::: Information shown :::
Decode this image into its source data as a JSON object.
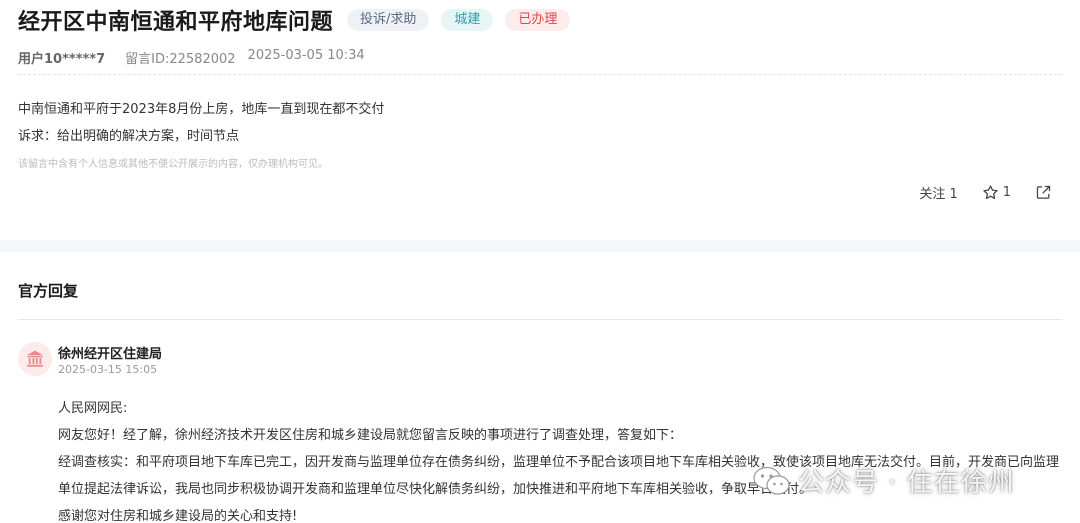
{
  "post": {
    "title": "经开区中南恒通和平府地库问题",
    "tags": {
      "type": "投诉/求助",
      "category": "城建",
      "status": "已办理"
    },
    "user": "用户10*****7",
    "message_id": "留言ID:22582002",
    "datetime": "2025-03-05 10:34",
    "content_lines": [
      "中南恒通和平府于2023年8月份上房，地库一直到现在都不交付",
      "诉求：给出明确的解决方案，时间节点"
    ],
    "privacy_notice": "该留言中含有个人信息或其他不便公开展示的内容，仅办理机构可见。",
    "actions": {
      "follow": "关注 1",
      "star_count": "1"
    }
  },
  "reply": {
    "section_title": "官方回复",
    "org_name": "徐州经开区住建局",
    "datetime": "2025-03-15 15:05",
    "lines": [
      "人民网网民:",
      "网友您好！经了解，徐州经济技术开发区住房和城乡建设局就您留言反映的事项进行了调查处理，答复如下：",
      "经调查核实：和平府项目地下车库已完工，因开发商与监理单位存在债务纠纷，监理单位不予配合该项目地下车库相关验收，致使该项目地库无法交付。目前，开发商已向监理单位提起法律诉讼，我局也同步积极协调开发商和监理单位尽快化解债务纠纷，加快推进和平府地下车库相关验收，争取早日交付。",
      "感谢您对住房和城乡建设局的关心和支持!"
    ]
  },
  "watermark": {
    "text": "公众号 · 住在徐州",
    "icon": "wechat-icon"
  },
  "colors": {
    "status_red": "#e0464d",
    "category_teal": "#2f9ea6",
    "avatar_bg": "#fdeaea",
    "avatar_icon": "#e88a8a"
  },
  "icons": {
    "star": "star-icon",
    "share": "share-icon",
    "org": "government-building-icon"
  }
}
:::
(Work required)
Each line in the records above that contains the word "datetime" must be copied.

(Completed exercise)
    "datetime": "2025-03-05 10:34",
    "datetime": "2025-03-15 15:05",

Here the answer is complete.